__WHAT YOU NEED TO DO__: Report every line of the material that contains the string "Freq".

*** Begin section ***

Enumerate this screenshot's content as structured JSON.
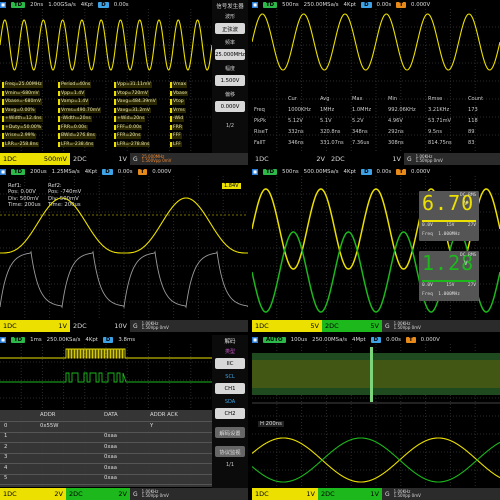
{
  "panel1": {
    "tag": "TD",
    "time": "20ns",
    "rate": "1.00GSa/s",
    "depth": "4Kpt",
    "delay": "0.00s",
    "menu": {
      "title": "信号发生器",
      "b1": "正弦波",
      "b2": "25.000MHz",
      "b3": "1.500V",
      "b4": "0.000V",
      "page": "1/2"
    },
    "meas": [
      [
        "Freq=25.00MHz",
        "Period=40ns",
        "Vpp=31.11mV",
        "Vmax"
      ],
      [
        "Vmin=-680mV",
        "Vpp=1.4V",
        "Vtop=720mV",
        "Vbase"
      ],
      [
        "Vbase=-680mV",
        "Vamp=1.4V",
        "Vavg=484.39mV",
        "Vtop"
      ],
      [
        "Vavg=0.00%",
        "Vrms=490.70mV",
        "Vavg=31.2mV",
        "Vrms"
      ],
      [
        "+Width=12.4ns",
        "-Width=20ns",
        "+Wid=20ns",
        "-Wid"
      ],
      [
        "+Duty=50.00%",
        "FRR=0.00s",
        "FFF=0.00s",
        "FRR"
      ],
      [
        "Vrise=2.99%",
        "BWid=276.8ns",
        "FFR=20ns",
        "FFF"
      ],
      [
        "LRR=-258.8ns",
        "LFR=-238.4ns",
        "LFR=-278.8ns",
        "LFF"
      ]
    ],
    "ch1": "1DC",
    "ch1v": "500mV",
    "ch2": "2DC",
    "ch2v": "1V",
    "g": "G",
    "gtxt1": "25.000MHz",
    "gtxt2": "1.500Vpp  0mV"
  },
  "panel2": {
    "tag": "TD",
    "time": "500ns",
    "rate": "250.00MSa/s",
    "depth": "4Kpt",
    "delay": "0.00s",
    "trig": "0.000V",
    "cols": [
      "",
      "Cur",
      "Avg",
      "Max",
      "Min",
      "Rmse",
      "Count"
    ],
    "rows": [
      [
        "Freq",
        "1000KHz",
        "1MHz",
        "1.0MHz",
        "992.06KHz",
        "3.21KHz",
        "173"
      ],
      [
        "PkPk",
        "5.12V",
        "5.1V",
        "5.2V",
        "4.96V",
        "53.71mV",
        "118"
      ],
      [
        "RiseT",
        "332ns",
        "320.8ns",
        "348ns",
        "292ns",
        "9.5ns",
        "89"
      ],
      [
        "FallT",
        "346ns",
        "331.07ns",
        "7.36us",
        "308ns",
        "814.75ns",
        "83"
      ]
    ],
    "ch1": "1DC",
    "ch1v": "2V",
    "ch2": "2DC",
    "ch2v": "1V",
    "g": "G",
    "gtxt1": "1.00KHz",
    "gtxt2": "1.50Vpp  0mV"
  },
  "panel3": {
    "tag": "TD",
    "time": "200us",
    "rate": "1.25MSa/s",
    "depth": "4Kpt",
    "delay": "0.00s",
    "trig": "0.000V",
    "ref1": [
      "Ref1:",
      "Pos: 0.00V",
      "Div: 500mV",
      "Time: 200us"
    ],
    "ref2": [
      "Ref2:",
      "Pos: -740mV",
      "Div: 500mV",
      "Time: 200us"
    ],
    "level": "1.84V",
    "ch1": "1DC",
    "ch1v": "1V",
    "ch2": "2DC",
    "ch2v": "10V",
    "g": "G",
    "gtxt1": "1.00KHz",
    "gtxt2": "1.50Vpp  0mV"
  },
  "panel4": {
    "tag": "TD",
    "time": "500ns",
    "rate": "500.00MSa/s",
    "depth": "4Kpt",
    "delay": "0.00s",
    "trig": "0.000V",
    "rms1": {
      "big": "6.70",
      "unit": "DC RMS",
      "v": "V",
      "l1": "0.0V",
      "l2": "15V",
      "l3": "27V",
      "freq": "Freq",
      "fval": "1.000MHz"
    },
    "rms2": {
      "big": "1.28",
      "unit": "DC RMS",
      "v": "V",
      "l1": "0.0V",
      "l2": "15V",
      "l3": "27V",
      "freq": "Freq",
      "fval": "1.000MHz"
    },
    "ch1": "1DC",
    "ch1v": "5V",
    "ch2": "2DC",
    "ch2v": "5V",
    "g": "G",
    "gtxt1": "1.00KHz",
    "gtxt2": "1.50Vpp  0mV"
  },
  "panel5": {
    "tag": "TD",
    "time": "1ms",
    "rate": "250.00KSa/s",
    "depth": "4Kpt",
    "delay": "3.8ms",
    "menu": {
      "title": "解码",
      "b1": "类型",
      "b1v": "IIC",
      "b2": "SCL",
      "b2v": "CH1",
      "b3": "SDA",
      "b3v": "CH2",
      "b4": "解码设置",
      "b5": "协议监视",
      "page": "1/1"
    },
    "cols": [
      "",
      "ADDR",
      "DATA",
      "ADDR ACK"
    ],
    "rows": [
      [
        "0",
        "0x55W",
        "",
        "Y"
      ],
      [
        "1",
        "",
        "0xaa",
        ""
      ],
      [
        "2",
        "",
        "0xaa",
        ""
      ],
      [
        "3",
        "",
        "0xaa",
        ""
      ],
      [
        "4",
        "",
        "0xaa",
        ""
      ],
      [
        "5",
        "",
        "0xaa",
        ""
      ]
    ],
    "ch1": "1DC",
    "ch1v": "2V",
    "ch2": "2DC",
    "ch2v": "2V",
    "g": "G",
    "gtxt1": "1.00KHz",
    "gtxt2": "1.50Vpp  0mV"
  },
  "panel6": {
    "tag": "AUTO",
    "time": "100us",
    "rate": "250.00MSa/s",
    "depth": "4Mpt",
    "delay": "0.00s",
    "trig": "0.000V",
    "zoom": "H 200ns",
    "ch1": "1DC",
    "ch1v": "1V",
    "ch2": "2DC",
    "ch2v": "1V",
    "g": "G",
    "gtxt1": "1.00KHz",
    "gtxt2": "1.50Vpp  0mV"
  },
  "colors": {
    "ch1": "#ece000",
    "ch2": "#1cb81c",
    "grid": "#333333",
    "accent": "#2db84a"
  }
}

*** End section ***

__SOLUTION TO THE EXERCISE__:
        "Freq=25.00MHz",
        "Freq",
      "freq": "Freq",
      "freq": "Freq",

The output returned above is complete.